It’s time to get serious about turkey hunting.
By now, my neighbors are used to the strange sounds coming from my yard as I practice yelps, clucks, gobbles and kee-kees. The camouflage blind next to the house is something I’m sure they’re ready to see go away, and to their sure delight it’s moving to the turkey woods this weekend.
I couldn’t be more excited.
Indiana’s 2015 spring turkey season is April 22 through May 10. Hunters are allowed to kill one bearded or male turkey. Hunting hours are 30 minutes before sunrise until sunset.
Finding a place to turkey hunt in southern Indiana isn’t difficult at all.
Most public land in this half of the state has a healthy population of birds. The Hoosier National Forest consists of about 200,000 acres of public hunting ground and has a ton of turkey. The numerous state forests dotting the southern half of our state also are prime turkey hunting destinations. Yellowwood State Forest, Morgan/Monroe State Forest, and the Jackson/Washington State Forest are three examples of public forests that produce many turkeys every year.
It is always important to keep in mind when turkey hunting, especially on public ground, that some of the turkey sounds you hear may actually be other hunters using calls to sound like a turkey.
Always be 100 percent positive of your target before pulling the trigger. A dark-brown, fanned out gobbler and a camouflage clad hunter who’s sitting down look a lot more alike than you could ever imagine, especially in the heat of the moment.
If you have never been turkey hunting before and have no idea how to go about it but would like to learn, then you should attend the DNR’s Hunt, Fish Eat: Wild Turkey workshop in Indianapolis on Wednesday. This event takes place at Fort Harrison State Park from 6:30 to 9 p.m.
The workshop will teach participants all the rules and regulations of turkey hunting, how to safely and effectively fire a gun and how to use the right equipment to be successful.
Youth turkey season is my favorite weekend of the year.
My oldest daughter, who is 9, has developed a love for turkey hunting. Youth season weekend is our special time to share together in the woods. Watching her develop as a hunter over the past couple of seasons has been the most rewarding experience of my hunting career.
This year, Indiana’s special youth wild turkey hunting season is April 18 and 19. To participate in youth wild turkey season, hunters must be younger than 18 on the day of the hunt. Each youth hunter can take a bearded or male wild turkey. Jakes are legal. This bird does count as the youth’s one turkey limit for the entire season. Youth hunters may use any legal shotgun, bow and arrow, or crossbow.
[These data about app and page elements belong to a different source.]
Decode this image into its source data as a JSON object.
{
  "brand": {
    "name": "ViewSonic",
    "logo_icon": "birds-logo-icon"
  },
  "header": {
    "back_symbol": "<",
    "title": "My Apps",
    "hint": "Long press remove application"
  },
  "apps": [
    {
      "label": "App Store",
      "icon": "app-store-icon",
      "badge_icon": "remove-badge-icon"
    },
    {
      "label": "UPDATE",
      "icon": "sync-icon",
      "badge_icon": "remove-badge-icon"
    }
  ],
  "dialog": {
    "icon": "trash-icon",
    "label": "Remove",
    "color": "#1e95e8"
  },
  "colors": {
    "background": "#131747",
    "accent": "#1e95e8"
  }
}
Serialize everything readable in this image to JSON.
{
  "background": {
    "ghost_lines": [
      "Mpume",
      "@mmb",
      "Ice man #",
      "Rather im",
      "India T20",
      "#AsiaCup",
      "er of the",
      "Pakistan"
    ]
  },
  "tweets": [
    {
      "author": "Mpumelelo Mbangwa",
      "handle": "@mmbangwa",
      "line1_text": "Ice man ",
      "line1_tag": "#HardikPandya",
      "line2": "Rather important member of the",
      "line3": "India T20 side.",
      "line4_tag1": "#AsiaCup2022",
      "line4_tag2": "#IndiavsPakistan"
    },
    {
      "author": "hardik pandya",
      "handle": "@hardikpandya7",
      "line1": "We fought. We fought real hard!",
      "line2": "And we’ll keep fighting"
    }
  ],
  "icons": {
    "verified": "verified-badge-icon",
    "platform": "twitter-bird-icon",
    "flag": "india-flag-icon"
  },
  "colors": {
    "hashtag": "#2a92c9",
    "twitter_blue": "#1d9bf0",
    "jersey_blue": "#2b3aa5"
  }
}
Someone 18 or older must accompany youth hunters during their hunt, and they must not possess a firearm, bow and arrow or crossbow while in the field. If the adult plans to call the turkeys they need to have a turkey license. Also, if the youth is using an apprentice license, the adult must have a license. Otherwise, the adult does not need to be in possession of a license.
See you down the trail.